Just like with Rockwool, Kingspan insulation boards are easy to cut to size and sit behind ply or plasterboard, giving the appearance of a normal internal wall. While a popular insulation material, Kingspan (who also own Potton) is expensive.
However, a more expensive insulator allows for thinner wall cavities, maximising the internal space inside your container conversion. Good news if you’re tight on space in your container home’s floor plan.
As a popular insulator abroad and in the USA, spray foam provides a seamless vapour barrier and is quicker to apply than other methods. That said, it is a more expensive option and there are varying reports on its overall performance when used in a container home.
An industry-leading spray foam insulator is Icynene®. Designed to solve condensation and insulation issues in shipping containers, it can be applied to the inside and outside of the container.
Consider using wool or cotton to insulate your shipping container. Just like Rockwool and Kingspan, it needs to be installed in a frame and packed in tightly. However, it is very eco-friendly, making them ideal if you aim to live more sustainably.
Cork is another natural insulator that is renewable and biodegradable. Surprisingly, harvesting cork doesn’t involve cutting down the tree. Instead, the tree bark is peeled off every nine years, meaning the harvesting process is carbon negative.
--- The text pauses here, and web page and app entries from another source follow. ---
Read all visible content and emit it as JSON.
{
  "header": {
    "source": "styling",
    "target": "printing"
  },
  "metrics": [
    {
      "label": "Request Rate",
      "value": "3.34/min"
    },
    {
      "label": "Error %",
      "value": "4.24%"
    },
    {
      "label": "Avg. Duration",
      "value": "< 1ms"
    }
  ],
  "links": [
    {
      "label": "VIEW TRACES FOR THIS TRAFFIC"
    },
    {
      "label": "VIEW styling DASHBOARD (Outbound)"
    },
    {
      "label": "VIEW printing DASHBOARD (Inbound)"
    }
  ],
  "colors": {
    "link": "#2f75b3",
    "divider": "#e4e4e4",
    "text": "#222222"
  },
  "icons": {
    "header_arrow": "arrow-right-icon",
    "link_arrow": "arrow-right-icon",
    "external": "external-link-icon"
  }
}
Another advantage of cork is its acoustic properties. The cork forms an acoustic buffer between your home and the container’s metal walls, ensuring minimal noise reaches the outside.
In reality, you can use any material with insulating properties, opening an endless list of options that could be used when conversing a shipping container.
What to avoid when insulating shipping containers
Ideally, you should avoid conventional insulation methods unless they are corrosion-resistant or do not promote condensation.
Using materials without these qualities could result in the material’s deterioration or too much condensation inside the walls due to excess moisture, heat, or fumes.
That’s how to insulate a shipping container home
Now you have some ideas on how to insulate a shipping container home, you can attempt to convert some into a habitable dwelling.
If you’re unsure if a particular material or method will work for your project, then either pay a professional conversion to handle this part of the process or do your research and talk to as many people as possible.